Yet nothing could be further from the truth and any Canadian civil servant in the field of international cooperation could easily explain to Mr. Coiteux that humanitarian and development projects financed by the Canadian International Development Agency (CIDA) are meticulously scrutinized, and not once but twice! In short, if CIDA contracts Alternatives to support campaigns in Iraq for the rights of women (and it is precisely for this kind of work that the Canadian state calls upon our services), it will be precisely to this end that the allocated sums will go. The projects are approved in accordance with the priorities of CIDA, and they are evaluated, reviewed and audited, even several times. It is therefore totally impossible for funds to be used for other purposes than those for which they were allocated. Tell me, Mr. Coiteux, what do you have against the fact that we use 82% of our funds to support the rights of women?

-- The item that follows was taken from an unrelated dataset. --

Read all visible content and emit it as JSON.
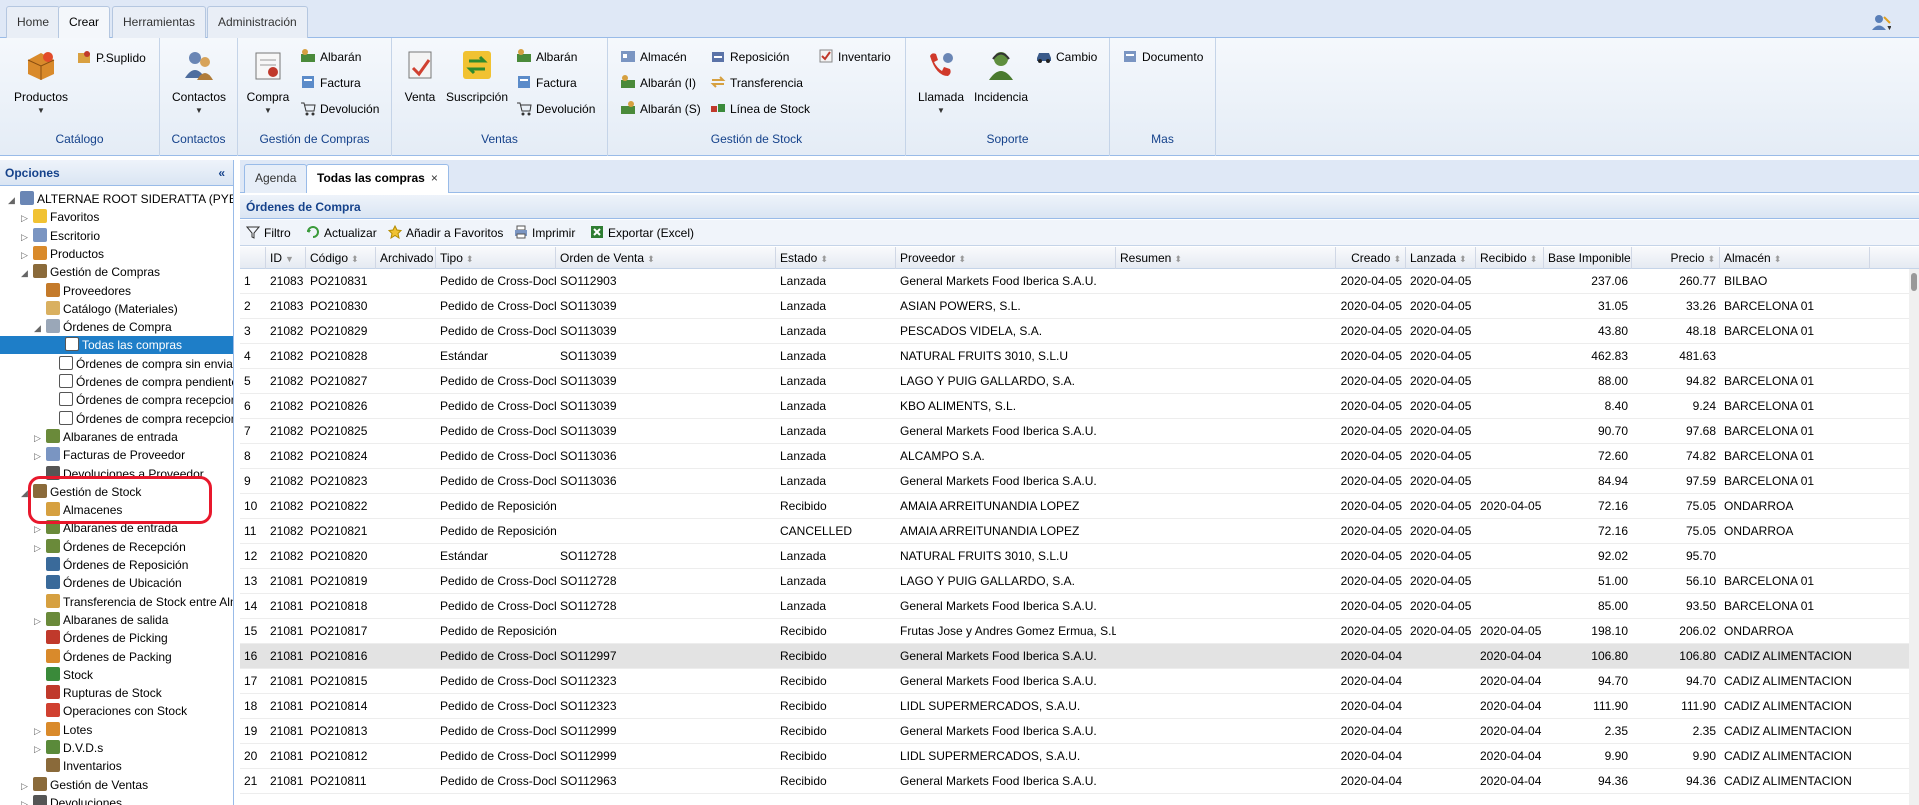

Secondly, and this is even more serious, Mr. Coiteux’s article implies that in order to have the right to express an opinion in Canada, one has to be elected! (Or perhaps at least a professor at the HEC…) This is a position that would no doubt please certain people in Ottawa, but it is still a very dangerous position. International cooperation organizations, just as with social organizations, are not “in competition” with political parties, but rather are made up of people who think and who have, in a democratic society, the freedom of expression and opinion. In Canada, our organizations mobilize, educate, and benefit from the involvement of a VERY large base of citizens, volunteers, and donors. These citizens of Québec and Canada who support us financially, month after month, are not, for example, in favour of the war in Afghanistan, and did not, for example, believe we had to scrap the Kyoto Accord. Curiously, these Canadian citizens, if we look at the latest poll numbers, are in fact the majority of voices in Canada and there are only a minority who believe in the policies of the government currently in power. More than ever, the argument that majority rules no longer holds sway, and there is currently a real danger in seeking to eliminate all democratic debate in this country.
To return to international cooperation, it is important to know that Canada now injects more than 90% of its funds and means into the multilateral system of the United Nations, where it gains no visibility and even less control. Thus to advocate presently for the reduction of the part played by our NGOs essentially amounts to advocating for the end of Canada’s system of cooperation since, in the international arena, the only and unique representatives of Canadian international cooperation are Canadian NGOs. The most recent decisions of the Conservative government on international cooperation, which aim precisely to disadvantage numerous such Canadian organizations, will have the immediate consequence of depriving the country of the expertise and effective presence of multiple cooperation organizations, which threatens our entire system of cooperation itself.
Already, and even within CIDA, we can hear voices saying that Canada is rendering itself blind, and deaf as well.
This article was in response to this post in La Presse:
To comment on Mr. Coiteux’s blog (and he seems to be losing the argument even there), visit this link:
This is a translation of Michel Lambert’s original article in the Journal des alternatives: